If you have come to the south to seek out Roman treasures, you need look no farther than Nîmes (pronounced neem), for the Arènes and Maison Carrée are among Continental Europe's best-preserved antiquities. But if you have come to seek out a more modern mythology—a lazy, graceful Provence—give Nîmes a wide berth: it's a feisty town in transition. Its medieval Old Town has none of the gentrified grace of those in Arles or St-Rémy. Yet its rumpled and rebellious ways trace directly back to its Roman incarnation, when its population swelled with soldiers, arrogant and newly victorious after their conquest of Egypt in 31 BC. A 24,000-seat coliseum, a thriving forum with a magnificent temple patterned after Rome's temple of Apollo, and a public water network fed by the Pont du Gard attest to its classical prosperity.
Nîmes has opted against becoming a lazy, atmospheric Provençal market town and has invested in progressive modern architecture.

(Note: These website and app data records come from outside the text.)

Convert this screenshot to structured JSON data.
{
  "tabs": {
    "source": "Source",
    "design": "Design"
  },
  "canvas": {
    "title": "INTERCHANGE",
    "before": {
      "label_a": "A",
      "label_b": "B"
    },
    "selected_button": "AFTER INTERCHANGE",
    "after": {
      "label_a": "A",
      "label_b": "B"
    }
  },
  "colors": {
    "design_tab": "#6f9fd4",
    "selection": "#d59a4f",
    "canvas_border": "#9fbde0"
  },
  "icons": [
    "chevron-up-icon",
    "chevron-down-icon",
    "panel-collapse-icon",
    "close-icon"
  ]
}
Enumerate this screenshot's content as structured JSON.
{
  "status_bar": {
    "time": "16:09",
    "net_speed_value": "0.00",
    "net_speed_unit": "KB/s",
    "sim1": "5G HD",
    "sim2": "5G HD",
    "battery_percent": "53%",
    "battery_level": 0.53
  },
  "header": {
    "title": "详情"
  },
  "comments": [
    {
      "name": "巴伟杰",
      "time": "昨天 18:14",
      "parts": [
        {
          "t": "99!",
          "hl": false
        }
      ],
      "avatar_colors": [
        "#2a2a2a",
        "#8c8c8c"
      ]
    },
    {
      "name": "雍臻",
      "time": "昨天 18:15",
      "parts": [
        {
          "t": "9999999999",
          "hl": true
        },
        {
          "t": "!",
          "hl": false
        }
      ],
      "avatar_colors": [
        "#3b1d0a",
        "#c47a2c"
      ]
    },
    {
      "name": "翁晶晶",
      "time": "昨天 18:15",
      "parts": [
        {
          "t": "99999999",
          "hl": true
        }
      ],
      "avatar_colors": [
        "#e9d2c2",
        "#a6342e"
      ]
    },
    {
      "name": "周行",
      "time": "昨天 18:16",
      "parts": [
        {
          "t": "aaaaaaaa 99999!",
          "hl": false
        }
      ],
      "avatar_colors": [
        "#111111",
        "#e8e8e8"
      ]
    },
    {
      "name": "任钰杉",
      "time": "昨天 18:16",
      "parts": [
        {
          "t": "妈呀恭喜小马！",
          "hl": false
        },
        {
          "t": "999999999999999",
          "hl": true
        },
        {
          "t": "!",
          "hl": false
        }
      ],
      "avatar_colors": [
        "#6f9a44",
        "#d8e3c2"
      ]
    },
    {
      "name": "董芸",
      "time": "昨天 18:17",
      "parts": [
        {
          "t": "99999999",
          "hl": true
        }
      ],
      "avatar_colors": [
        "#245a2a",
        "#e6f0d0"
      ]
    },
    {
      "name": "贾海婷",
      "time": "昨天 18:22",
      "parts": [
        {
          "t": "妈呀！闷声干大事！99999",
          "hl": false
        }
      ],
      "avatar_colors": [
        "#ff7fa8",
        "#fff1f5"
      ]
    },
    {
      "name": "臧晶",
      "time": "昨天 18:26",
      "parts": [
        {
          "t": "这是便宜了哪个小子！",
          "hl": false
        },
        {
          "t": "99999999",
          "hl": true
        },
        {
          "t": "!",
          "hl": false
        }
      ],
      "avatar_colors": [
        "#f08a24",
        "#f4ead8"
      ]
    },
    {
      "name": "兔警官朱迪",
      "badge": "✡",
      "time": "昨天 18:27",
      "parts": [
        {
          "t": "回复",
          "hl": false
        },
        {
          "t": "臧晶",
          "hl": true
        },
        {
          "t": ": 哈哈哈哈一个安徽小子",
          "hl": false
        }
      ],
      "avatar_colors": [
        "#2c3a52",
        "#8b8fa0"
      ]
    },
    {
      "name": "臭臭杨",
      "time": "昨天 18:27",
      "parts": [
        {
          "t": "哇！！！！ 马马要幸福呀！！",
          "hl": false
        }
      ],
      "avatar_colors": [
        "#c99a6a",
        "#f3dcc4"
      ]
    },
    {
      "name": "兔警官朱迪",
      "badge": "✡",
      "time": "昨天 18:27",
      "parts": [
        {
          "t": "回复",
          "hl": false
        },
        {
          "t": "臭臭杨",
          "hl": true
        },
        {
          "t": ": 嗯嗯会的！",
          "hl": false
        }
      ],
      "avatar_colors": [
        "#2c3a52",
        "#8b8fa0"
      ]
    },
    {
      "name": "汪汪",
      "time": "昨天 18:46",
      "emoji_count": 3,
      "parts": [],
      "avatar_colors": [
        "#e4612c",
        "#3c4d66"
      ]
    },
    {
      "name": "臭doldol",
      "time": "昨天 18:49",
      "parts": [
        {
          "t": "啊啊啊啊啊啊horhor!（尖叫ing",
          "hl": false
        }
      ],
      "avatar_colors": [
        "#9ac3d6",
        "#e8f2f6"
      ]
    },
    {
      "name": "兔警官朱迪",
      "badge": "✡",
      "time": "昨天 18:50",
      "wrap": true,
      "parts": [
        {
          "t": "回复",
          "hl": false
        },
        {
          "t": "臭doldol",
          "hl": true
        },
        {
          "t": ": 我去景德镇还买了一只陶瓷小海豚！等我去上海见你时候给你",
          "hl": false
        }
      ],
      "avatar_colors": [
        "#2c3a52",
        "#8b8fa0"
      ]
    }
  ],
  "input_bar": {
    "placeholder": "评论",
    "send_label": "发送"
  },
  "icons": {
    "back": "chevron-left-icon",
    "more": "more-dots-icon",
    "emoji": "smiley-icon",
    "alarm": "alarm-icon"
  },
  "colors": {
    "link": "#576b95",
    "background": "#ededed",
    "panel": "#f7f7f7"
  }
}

Smack-dab across from the Maison Carrée stands the city's contemporary answer to it, the modern-art museum dubbed the Carrée d'Art (Art Square) after its ruthlessly modernist four-square form—a pillared, symmetrical glass reflection of its ancient twin. Other investments in contemporary art and architecture confirm Nîmes's commitment to modern ways. If you want to see everything—or a lot of things—in Nîmes, the Visite Ensemble ticket is a good value: it costs a mere €11.70, is valid for three days, and can be purchased at most local monuments and sites.